The first example is a man named Darin Hunhoff. Darin is the Executive Vice President of Energy for CHS Inc. He started 14+ years ago with CHS (before it was CHS) as a local energy salesperson. I haven’t known him through the entire process, but I’ve been fortunate enough to observe and admire him for the past 9 years. From my vantage point looking up, he has been intentionally stamping his work with excellence and treating everyone with respect every step of his climb in the company. I’ve noticed that when the area he is leading wins, he gives the credit away. When things didn’t go quite right, he publicly owns it as his fault. The result has been a steady climb in a career that I believe he loves.
The 2nd person was pointed out to me by Curtis Stahel on the leadership team. When you arrive at our Axtel and Summit locations led by Paul Winkler, you’ll see the weeds managed, clean facilities, and a prideful workplace. He leads his team to autograph their work with intentional excellence, not to be noticed, but because internal motivation drives them to do good work.
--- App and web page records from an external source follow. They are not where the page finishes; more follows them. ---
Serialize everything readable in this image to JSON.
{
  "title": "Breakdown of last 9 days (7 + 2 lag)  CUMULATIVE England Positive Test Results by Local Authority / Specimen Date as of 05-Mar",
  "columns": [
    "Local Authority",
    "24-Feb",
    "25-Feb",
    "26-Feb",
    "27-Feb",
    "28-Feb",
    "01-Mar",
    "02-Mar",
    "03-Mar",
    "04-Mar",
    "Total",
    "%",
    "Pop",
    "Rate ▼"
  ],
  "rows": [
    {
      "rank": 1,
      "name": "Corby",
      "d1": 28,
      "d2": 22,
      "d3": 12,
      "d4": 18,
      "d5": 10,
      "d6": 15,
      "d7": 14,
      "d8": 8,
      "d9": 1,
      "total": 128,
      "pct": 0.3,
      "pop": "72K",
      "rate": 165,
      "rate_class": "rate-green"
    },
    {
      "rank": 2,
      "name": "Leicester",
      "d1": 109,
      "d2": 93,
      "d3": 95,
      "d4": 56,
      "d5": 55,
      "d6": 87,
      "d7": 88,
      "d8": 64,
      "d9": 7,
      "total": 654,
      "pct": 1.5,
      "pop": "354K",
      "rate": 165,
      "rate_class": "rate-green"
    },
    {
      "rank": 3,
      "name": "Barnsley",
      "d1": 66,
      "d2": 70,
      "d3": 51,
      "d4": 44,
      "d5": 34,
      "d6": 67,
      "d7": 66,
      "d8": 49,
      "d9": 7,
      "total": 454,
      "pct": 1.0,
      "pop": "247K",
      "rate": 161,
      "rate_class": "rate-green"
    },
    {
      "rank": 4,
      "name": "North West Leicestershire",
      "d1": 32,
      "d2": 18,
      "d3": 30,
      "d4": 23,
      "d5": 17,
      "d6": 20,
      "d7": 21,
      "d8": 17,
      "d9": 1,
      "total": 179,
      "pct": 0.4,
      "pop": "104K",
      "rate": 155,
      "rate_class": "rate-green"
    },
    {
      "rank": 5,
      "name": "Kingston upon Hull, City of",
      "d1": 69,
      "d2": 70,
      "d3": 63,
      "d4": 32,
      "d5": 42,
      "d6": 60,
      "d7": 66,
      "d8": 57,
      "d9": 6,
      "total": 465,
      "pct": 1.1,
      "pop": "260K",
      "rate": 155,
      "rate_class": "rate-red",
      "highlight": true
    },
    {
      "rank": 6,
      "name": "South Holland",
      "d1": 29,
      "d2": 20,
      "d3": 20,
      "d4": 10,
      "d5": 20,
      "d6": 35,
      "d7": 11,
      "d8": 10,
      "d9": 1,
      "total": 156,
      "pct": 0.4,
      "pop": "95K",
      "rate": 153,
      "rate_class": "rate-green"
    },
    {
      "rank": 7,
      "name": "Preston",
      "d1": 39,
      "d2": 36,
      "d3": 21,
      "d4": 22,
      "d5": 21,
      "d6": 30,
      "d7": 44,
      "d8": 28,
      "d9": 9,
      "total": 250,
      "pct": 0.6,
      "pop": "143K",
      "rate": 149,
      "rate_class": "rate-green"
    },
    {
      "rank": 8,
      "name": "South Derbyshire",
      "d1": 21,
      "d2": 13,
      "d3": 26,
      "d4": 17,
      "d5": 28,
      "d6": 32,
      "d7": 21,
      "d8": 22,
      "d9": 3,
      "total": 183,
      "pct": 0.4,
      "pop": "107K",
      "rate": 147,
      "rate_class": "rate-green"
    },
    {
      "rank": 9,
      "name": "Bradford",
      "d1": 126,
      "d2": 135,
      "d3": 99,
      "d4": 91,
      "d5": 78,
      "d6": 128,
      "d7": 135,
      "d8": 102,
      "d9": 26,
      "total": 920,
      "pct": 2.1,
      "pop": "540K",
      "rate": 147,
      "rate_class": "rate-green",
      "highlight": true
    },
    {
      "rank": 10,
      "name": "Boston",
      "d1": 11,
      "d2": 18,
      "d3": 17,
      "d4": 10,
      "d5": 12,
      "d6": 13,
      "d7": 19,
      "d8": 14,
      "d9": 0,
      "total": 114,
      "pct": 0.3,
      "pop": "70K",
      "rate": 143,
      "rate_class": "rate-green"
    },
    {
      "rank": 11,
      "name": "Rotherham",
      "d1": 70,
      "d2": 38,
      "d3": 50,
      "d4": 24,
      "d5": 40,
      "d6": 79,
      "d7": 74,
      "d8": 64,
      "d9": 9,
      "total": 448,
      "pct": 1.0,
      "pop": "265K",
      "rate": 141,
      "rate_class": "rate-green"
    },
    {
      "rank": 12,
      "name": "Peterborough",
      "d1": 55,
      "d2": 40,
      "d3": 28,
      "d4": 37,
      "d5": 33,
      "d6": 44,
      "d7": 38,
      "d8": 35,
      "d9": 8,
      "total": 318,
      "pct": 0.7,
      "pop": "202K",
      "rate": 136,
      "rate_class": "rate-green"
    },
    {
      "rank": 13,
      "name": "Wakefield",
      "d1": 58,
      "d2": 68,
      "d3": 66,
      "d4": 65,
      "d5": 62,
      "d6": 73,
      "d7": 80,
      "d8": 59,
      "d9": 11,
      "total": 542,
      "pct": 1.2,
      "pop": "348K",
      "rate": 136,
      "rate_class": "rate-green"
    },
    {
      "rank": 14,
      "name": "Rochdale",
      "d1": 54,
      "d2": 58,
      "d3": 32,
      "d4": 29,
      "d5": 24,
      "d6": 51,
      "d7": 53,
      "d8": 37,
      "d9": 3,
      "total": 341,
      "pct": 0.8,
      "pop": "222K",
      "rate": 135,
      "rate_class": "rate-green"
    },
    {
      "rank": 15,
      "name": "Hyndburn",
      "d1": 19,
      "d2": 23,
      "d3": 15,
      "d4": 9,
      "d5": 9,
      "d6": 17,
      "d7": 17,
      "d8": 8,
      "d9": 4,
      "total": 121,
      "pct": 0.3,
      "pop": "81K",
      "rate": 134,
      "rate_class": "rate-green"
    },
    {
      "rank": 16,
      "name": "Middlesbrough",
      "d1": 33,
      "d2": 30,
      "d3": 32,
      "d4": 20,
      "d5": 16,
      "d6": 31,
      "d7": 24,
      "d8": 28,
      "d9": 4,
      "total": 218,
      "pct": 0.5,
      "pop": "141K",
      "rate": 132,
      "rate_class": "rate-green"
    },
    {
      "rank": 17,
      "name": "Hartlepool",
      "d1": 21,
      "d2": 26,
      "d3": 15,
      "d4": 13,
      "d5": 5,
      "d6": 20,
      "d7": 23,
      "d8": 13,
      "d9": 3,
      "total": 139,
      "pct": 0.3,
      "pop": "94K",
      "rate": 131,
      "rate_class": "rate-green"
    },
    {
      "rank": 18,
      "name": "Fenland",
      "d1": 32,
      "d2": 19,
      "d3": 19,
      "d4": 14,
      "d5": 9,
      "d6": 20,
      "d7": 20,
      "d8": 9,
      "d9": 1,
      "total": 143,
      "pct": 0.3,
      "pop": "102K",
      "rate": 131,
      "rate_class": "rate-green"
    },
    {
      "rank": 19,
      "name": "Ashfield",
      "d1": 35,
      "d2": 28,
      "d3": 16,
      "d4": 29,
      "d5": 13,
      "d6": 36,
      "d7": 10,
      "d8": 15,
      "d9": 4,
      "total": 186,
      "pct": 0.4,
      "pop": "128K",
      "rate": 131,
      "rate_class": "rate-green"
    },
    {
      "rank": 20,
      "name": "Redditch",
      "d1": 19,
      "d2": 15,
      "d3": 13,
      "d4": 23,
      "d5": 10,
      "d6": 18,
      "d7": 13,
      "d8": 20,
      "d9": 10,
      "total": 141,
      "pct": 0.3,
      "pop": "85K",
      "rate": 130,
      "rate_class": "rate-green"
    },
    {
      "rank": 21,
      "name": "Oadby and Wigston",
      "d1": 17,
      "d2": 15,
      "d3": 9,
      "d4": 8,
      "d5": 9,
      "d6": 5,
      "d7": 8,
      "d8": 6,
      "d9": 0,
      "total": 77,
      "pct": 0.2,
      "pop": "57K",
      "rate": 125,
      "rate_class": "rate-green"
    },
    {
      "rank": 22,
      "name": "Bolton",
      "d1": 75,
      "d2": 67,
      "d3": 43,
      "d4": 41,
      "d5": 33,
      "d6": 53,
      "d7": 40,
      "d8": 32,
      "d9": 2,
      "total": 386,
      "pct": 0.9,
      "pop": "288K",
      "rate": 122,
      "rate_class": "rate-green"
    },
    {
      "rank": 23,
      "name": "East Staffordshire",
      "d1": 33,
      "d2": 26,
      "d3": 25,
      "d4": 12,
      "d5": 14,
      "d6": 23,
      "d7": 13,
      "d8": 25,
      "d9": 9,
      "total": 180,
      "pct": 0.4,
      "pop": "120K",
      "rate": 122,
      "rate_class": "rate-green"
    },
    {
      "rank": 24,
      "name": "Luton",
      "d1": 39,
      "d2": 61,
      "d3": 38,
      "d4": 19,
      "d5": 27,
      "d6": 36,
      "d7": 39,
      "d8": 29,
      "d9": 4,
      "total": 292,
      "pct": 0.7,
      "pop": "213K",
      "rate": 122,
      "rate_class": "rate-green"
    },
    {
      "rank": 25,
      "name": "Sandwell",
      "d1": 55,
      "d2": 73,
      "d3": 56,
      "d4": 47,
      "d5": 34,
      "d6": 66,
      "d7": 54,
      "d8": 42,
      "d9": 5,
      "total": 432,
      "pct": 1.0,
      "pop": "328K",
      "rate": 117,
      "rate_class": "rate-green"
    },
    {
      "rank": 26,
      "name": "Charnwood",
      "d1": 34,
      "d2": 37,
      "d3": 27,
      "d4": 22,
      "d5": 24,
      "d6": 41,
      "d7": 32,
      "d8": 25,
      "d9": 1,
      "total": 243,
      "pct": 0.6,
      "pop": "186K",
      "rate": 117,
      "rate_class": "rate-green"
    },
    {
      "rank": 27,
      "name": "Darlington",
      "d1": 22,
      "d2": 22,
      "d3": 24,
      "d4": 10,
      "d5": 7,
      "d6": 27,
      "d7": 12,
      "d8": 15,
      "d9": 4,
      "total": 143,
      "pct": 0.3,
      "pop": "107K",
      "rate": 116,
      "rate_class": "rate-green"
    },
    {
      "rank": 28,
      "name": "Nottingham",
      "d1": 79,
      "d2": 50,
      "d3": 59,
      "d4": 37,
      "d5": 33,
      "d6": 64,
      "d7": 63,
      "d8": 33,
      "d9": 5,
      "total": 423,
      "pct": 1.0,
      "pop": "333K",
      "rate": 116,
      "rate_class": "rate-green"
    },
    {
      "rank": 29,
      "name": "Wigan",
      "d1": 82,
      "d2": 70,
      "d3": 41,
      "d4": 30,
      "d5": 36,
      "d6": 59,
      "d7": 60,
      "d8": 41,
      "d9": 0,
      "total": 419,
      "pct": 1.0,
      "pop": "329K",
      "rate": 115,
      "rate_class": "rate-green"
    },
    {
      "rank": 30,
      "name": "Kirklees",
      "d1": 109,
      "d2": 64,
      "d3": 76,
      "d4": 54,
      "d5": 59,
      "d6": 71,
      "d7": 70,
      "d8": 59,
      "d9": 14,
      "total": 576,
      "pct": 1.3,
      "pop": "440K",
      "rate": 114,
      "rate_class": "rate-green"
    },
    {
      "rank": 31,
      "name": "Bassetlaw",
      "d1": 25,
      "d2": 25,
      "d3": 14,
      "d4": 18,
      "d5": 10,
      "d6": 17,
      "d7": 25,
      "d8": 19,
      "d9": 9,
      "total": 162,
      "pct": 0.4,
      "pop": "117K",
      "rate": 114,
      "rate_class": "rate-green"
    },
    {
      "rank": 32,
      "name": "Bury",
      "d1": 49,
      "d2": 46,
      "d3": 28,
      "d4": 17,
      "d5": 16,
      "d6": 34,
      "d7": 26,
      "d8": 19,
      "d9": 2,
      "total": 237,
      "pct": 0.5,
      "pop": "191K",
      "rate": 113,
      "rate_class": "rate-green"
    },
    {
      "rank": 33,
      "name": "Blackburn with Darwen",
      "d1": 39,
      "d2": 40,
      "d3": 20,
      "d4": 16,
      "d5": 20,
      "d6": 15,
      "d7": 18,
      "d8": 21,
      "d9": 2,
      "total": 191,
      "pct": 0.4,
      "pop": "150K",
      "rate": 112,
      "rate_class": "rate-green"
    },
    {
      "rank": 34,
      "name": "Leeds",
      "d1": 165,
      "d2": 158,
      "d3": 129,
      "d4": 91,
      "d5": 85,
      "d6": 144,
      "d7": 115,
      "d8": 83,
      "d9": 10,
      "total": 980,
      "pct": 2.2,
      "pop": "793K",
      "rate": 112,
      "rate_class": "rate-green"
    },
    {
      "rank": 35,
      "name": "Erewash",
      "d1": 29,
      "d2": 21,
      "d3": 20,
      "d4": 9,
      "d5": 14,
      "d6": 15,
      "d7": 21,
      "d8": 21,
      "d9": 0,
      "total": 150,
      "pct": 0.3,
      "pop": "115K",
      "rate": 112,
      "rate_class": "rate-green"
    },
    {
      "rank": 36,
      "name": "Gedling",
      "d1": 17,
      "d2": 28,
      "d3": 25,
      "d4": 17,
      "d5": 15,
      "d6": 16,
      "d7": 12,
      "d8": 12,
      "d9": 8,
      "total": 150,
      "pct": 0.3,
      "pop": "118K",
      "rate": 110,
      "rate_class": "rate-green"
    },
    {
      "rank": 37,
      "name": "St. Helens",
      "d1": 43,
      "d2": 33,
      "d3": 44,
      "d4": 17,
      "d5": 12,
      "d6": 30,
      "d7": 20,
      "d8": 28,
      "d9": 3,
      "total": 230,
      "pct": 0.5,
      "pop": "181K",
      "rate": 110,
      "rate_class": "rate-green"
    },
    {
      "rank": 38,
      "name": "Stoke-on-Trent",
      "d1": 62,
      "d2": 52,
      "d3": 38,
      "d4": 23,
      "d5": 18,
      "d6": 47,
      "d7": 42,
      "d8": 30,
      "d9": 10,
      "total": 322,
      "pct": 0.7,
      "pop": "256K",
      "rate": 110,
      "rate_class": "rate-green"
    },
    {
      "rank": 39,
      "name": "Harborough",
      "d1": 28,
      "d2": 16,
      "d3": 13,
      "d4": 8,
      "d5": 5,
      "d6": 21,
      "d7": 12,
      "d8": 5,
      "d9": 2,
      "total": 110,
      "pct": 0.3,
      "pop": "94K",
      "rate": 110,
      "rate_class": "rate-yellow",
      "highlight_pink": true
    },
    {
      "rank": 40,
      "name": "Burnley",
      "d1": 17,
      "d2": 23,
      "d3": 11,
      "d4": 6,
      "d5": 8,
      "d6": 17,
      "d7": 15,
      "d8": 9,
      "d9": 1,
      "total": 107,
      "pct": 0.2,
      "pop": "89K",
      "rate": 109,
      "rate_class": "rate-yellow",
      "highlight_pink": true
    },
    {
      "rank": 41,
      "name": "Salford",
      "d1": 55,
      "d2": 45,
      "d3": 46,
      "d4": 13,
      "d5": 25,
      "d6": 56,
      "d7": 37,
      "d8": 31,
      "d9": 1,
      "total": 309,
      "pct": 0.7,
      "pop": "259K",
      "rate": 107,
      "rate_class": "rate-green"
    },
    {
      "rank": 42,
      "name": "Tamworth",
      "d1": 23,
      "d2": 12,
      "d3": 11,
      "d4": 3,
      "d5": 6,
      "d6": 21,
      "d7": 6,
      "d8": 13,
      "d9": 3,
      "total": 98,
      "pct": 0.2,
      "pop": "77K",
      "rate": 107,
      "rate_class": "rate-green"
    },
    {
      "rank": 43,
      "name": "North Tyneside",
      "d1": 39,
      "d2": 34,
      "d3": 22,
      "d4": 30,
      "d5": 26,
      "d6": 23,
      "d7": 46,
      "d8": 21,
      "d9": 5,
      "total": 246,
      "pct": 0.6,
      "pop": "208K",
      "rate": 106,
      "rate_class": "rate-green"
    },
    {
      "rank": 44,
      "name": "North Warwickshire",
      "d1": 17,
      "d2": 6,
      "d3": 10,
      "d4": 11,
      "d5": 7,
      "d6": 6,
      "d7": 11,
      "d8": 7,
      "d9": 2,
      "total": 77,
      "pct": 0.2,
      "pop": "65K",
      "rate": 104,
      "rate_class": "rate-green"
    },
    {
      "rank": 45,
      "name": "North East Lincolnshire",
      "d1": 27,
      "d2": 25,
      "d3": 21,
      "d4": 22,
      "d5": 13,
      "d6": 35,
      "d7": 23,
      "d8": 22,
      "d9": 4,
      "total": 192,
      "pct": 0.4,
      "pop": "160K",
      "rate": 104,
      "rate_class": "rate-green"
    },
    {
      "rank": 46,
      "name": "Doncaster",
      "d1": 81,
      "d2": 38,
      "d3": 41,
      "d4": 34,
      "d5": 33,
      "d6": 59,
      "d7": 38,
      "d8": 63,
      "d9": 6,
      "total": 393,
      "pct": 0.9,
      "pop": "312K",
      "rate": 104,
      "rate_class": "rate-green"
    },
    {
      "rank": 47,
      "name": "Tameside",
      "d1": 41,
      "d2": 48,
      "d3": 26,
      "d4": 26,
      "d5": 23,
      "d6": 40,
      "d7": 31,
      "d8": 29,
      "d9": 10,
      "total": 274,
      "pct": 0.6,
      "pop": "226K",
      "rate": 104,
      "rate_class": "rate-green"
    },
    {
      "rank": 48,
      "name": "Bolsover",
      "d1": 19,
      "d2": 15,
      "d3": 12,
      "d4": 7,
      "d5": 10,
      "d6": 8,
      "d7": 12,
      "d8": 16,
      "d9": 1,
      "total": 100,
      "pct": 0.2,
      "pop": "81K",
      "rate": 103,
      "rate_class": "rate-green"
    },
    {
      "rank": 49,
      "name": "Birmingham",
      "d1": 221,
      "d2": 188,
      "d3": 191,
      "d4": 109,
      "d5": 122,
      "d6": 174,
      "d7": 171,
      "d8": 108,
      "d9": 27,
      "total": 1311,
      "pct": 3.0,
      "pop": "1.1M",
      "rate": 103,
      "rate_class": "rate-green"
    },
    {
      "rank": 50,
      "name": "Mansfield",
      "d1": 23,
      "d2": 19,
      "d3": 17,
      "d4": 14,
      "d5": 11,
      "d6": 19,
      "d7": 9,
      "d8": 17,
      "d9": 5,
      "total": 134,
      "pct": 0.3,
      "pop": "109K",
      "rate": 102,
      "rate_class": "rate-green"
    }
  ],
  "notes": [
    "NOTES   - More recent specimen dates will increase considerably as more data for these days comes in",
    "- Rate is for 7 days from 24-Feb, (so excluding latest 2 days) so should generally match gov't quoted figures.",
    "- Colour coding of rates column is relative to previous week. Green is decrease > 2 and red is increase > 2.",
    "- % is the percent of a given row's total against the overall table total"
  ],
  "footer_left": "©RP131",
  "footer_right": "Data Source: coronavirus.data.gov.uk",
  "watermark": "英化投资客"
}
While internal motivation is the most important, external motivation feels good, and quite frankly is the catalyst for future opportunity. Let’s take that apart. First, it is nice to have your efforts noticed and appreciated. I’m not talking about a giant celebration and trophy, but rather when someone tells you that they see the effort you are putting forth and that it is appreciated. It can’t be the only reason you do good work, but it certainly helps on tougher days. Next, it can serve as a catalyst. When the good work you are doing is recognized in front of others, you begin to be seen as the type of person who is ready to handle more.
I’ve been on both sides of the spectrum in my career. Early in my career, I was led by Brad Grecco in a couple of different positions. I was young and ambitious and the direct feedback from him, while not fun, served as the foundation for my career. There were times that I would grumble about not being recognized or considered for a new role. He would tell me (I’m paraphrasing) that anyone can be average, better is for the one who is exceptional on their own. He would also say (direct quote) “Anyone can bring a problem; leaders bring a solution. If you want more, show me what you can do, don’t bore me with what you can’t.” He provided me with feedback that I wasn’t doing the type of work that should be noticed, celebrated, and promoted. I’ve also been on the other side. During my time at CHS, I put in more than what was expected of me day in and day out. I worked when no one was watching, and through the Lord’s blessing, I was able to find success at each of my positions. I received the award as the top CES and the top District Manager of Lubricants (multiple times). Those honors put me on the radar for future opportunities, but that success and honor would not have come without my leaders' and peers' support and recognition, and I’m thankful for it.
That leads me to this week’s challenge… Wherever you are, whatever your role, BE A GOOD PRODUCT. If you work at a facility, be intentional about maintaining and operating exceptionally. Manage the weeds that are sure to come, whether the weed is a dirty office or an actual weed in the parking lot. If you drive a truck, be exceptional in your safety and cleanliness standards. If you’re in the office, be exceptional in your workspace organization and communication. Put yourself in a position for someone to provide you with compliments on the amazing work you do. I want this so much for you that I’m begging to be one of those people. If you are autographing your work with excellence, take a picture and shoot it to me in a message. I want to see your organized shop, clean truck, office, and bathroom (no selfies in the bathroom, please), maintained driveway, or clean workspace. I want to be a champion for you to be noticed. Share your good craftsmanship!